> _Problem_: Copy the listing below in full and skip every picture.
-- Opening Marker --
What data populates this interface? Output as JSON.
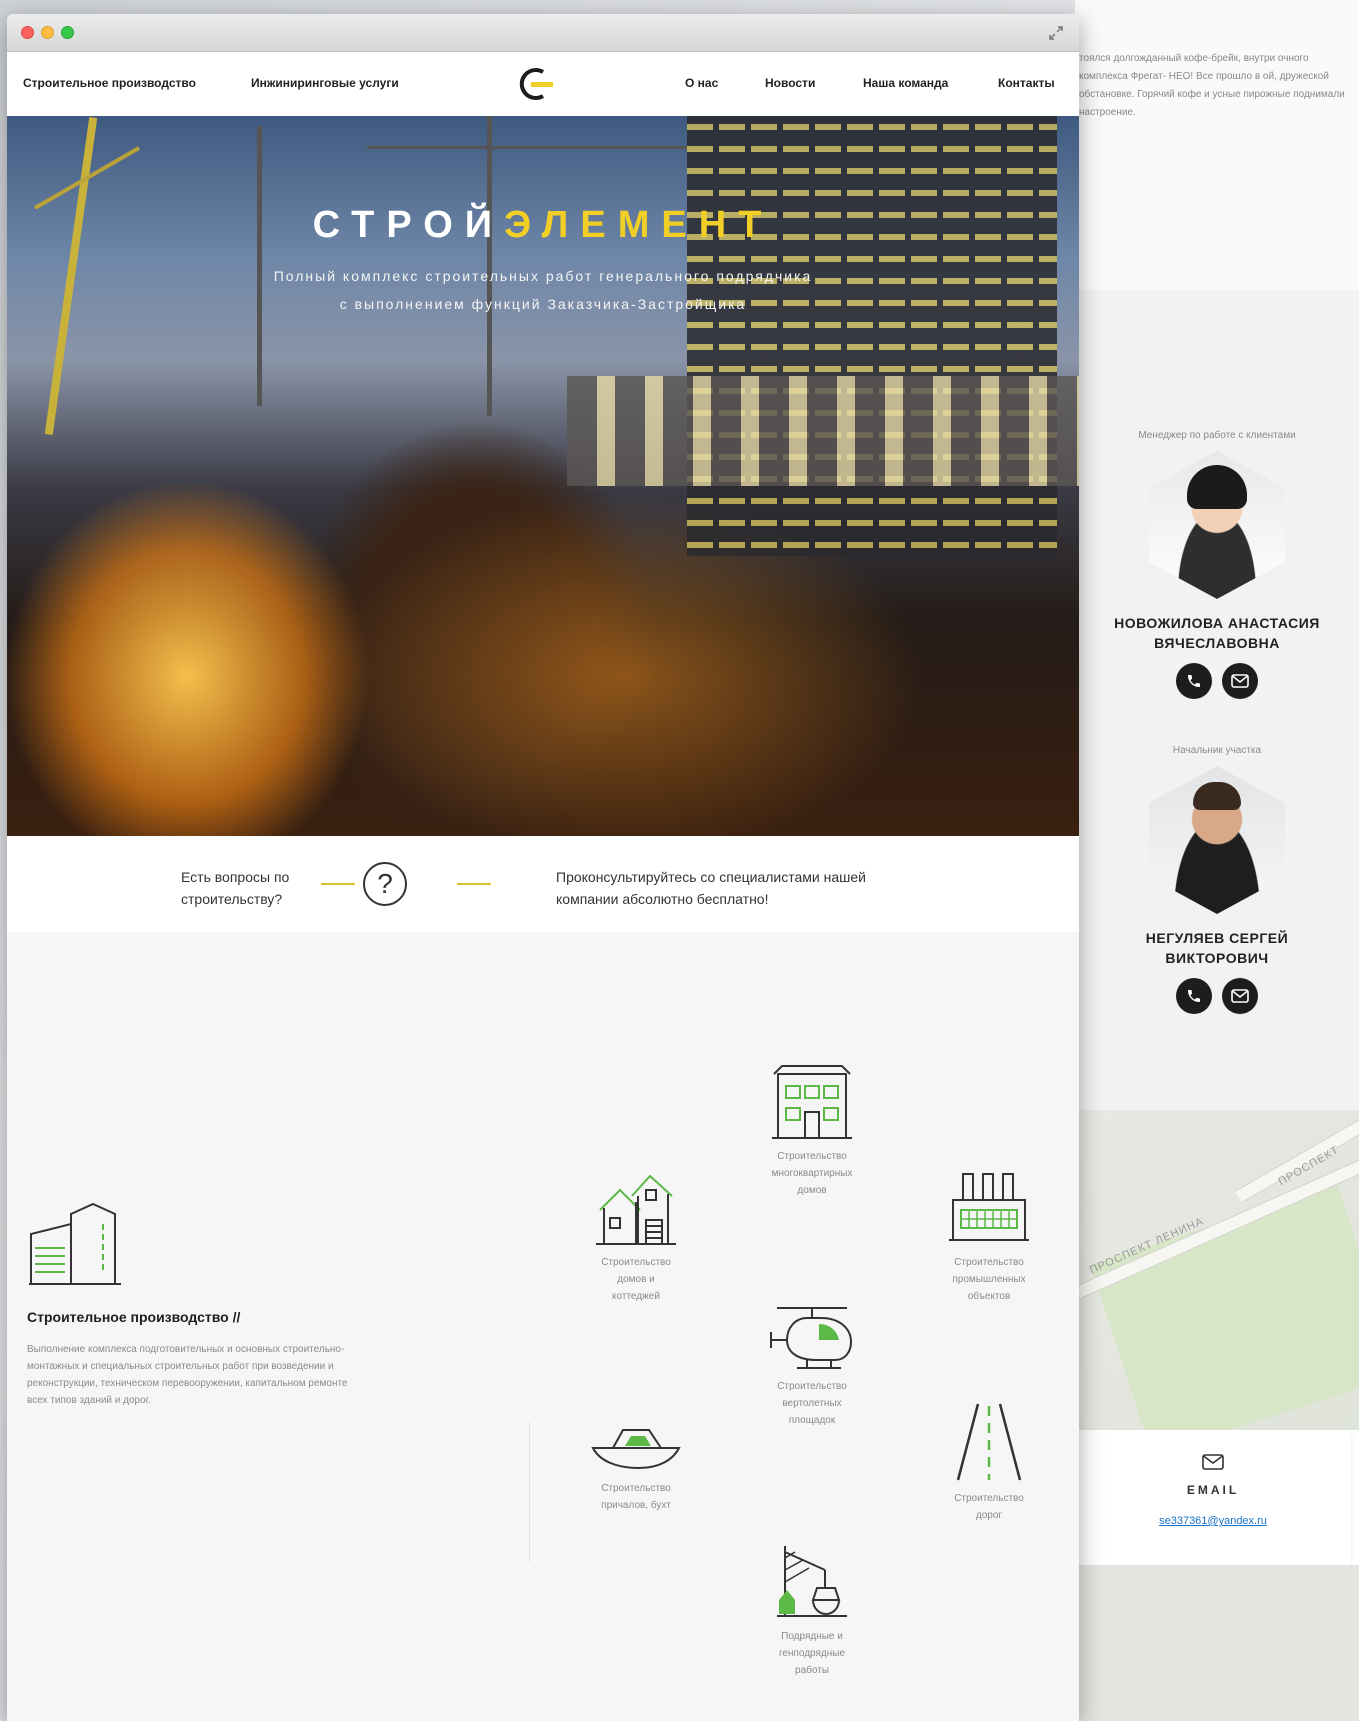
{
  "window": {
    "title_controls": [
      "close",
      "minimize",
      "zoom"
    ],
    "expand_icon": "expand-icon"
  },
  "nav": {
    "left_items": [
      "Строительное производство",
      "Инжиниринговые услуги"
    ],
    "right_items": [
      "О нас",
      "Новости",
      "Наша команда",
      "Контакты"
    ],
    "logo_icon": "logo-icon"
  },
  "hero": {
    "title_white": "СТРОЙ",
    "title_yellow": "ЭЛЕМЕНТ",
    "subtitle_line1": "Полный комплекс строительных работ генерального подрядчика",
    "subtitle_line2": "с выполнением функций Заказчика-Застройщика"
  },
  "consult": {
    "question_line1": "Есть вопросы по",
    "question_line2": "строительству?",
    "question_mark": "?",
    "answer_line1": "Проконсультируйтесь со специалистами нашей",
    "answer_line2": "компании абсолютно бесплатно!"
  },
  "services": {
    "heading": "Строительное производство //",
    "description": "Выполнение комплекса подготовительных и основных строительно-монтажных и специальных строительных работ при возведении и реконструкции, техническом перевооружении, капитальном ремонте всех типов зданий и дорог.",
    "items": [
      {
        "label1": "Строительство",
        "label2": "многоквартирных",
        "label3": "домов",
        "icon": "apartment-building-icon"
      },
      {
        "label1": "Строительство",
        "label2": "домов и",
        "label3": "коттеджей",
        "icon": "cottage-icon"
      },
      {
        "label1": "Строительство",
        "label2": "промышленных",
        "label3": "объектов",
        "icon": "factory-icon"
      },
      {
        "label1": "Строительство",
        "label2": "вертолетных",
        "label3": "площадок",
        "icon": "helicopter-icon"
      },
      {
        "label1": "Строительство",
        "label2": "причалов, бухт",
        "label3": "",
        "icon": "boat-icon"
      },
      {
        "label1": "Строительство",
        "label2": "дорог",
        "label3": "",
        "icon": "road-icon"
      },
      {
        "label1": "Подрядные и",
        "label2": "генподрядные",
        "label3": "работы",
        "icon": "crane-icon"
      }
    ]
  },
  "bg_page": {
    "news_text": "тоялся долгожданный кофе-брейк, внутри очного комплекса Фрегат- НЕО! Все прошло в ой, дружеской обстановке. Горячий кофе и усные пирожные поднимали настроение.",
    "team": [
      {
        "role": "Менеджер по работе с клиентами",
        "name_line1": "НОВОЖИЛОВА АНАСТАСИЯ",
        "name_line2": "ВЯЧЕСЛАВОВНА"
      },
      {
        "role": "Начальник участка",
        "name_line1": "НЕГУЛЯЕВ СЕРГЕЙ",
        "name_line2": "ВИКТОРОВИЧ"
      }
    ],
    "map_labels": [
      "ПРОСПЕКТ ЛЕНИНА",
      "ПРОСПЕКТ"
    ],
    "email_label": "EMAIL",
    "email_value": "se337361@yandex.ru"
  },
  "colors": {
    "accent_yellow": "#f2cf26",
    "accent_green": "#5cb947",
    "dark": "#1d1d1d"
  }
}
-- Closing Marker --
> _Your solution_:
What data populates this interface? Output as JSON.
{
  "window": {
    "title_controls": [
      "close",
      "minimize",
      "zoom"
    ],
    "expand_icon": "expand-icon"
  },
  "nav": {
    "left_items": [
      "Строительное производство",
      "Инжиниринговые услуги"
    ],
    "right_items": [
      "О нас",
      "Новости",
      "Наша команда",
      "Контакты"
    ],
    "logo_icon": "logo-icon"
  },
  "hero": {
    "title_white": "СТРОЙ",
    "title_yellow": "ЭЛЕМЕНТ",
    "subtitle_line1": "Полный комплекс строительных работ генерального подрядчика",
    "subtitle_line2": "с выполнением функций Заказчика-Застройщика"
  },
  "consult": {
    "question_line1": "Есть вопросы по",
    "question_line2": "строительству?",
    "question_mark": "?",
    "answer_line1": "Проконсультируйтесь со специалистами нашей",
    "answer_line2": "компании абсолютно бесплатно!"
  },
  "services": {
    "heading": "Строительное производство //",
    "description": "Выполнение комплекса подготовительных и основных строительно-монтажных и специальных строительных работ при возведении и реконструкции, техническом перевооружении, капитальном ремонте всех типов зданий и дорог.",
    "items": [
      {
        "label1": "Строительство",
        "label2": "многоквартирных",
        "label3": "домов",
        "icon": "apartment-building-icon"
      },
      {
        "label1": "Строительство",
        "label2": "домов и",
        "label3": "коттеджей",
        "icon": "cottage-icon"
      },
      {
        "label1": "Строительство",
        "label2": "промышленных",
        "label3": "объектов",
        "icon": "factory-icon"
      },
      {
        "label1": "Строительство",
        "label2": "вертолетных",
        "label3": "площадок",
        "icon": "helicopter-icon"
      },
      {
        "label1": "Строительство",
        "label2": "причалов, бухт",
        "label3": "",
        "icon": "boat-icon"
      },
      {
        "label1": "Строительство",
        "label2": "дорог",
        "label3": "",
        "icon": "road-icon"
      },
      {
        "label1": "Подрядные и",
        "label2": "генподрядные",
        "label3": "работы",
        "icon": "crane-icon"
      }
    ]
  },
  "bg_page": {
    "news_text": "тоялся долгожданный кофе-брейк, внутри очного комплекса Фрегат- НЕО! Все прошло в ой, дружеской обстановке. Горячий кофе и усные пирожные поднимали настроение.",
    "team": [
      {
        "role": "Менеджер по работе с клиентами",
        "name_line1": "НОВОЖИЛОВА АНАСТАСИЯ",
        "name_line2": "ВЯЧЕСЛАВОВНА"
      },
      {
        "role": "Начальник участка",
        "name_line1": "НЕГУЛЯЕВ СЕРГЕЙ",
        "name_line2": "ВИКТОРОВИЧ"
      }
    ],
    "map_labels": [
      "ПРОСПЕКТ ЛЕНИНА",
      "ПРОСПЕКТ"
    ],
    "email_label": "EMAIL",
    "email_value": "se337361@yandex.ru"
  },
  "colors": {
    "accent_yellow": "#f2cf26",
    "accent_green": "#5cb947",
    "dark": "#1d1d1d"
  }
}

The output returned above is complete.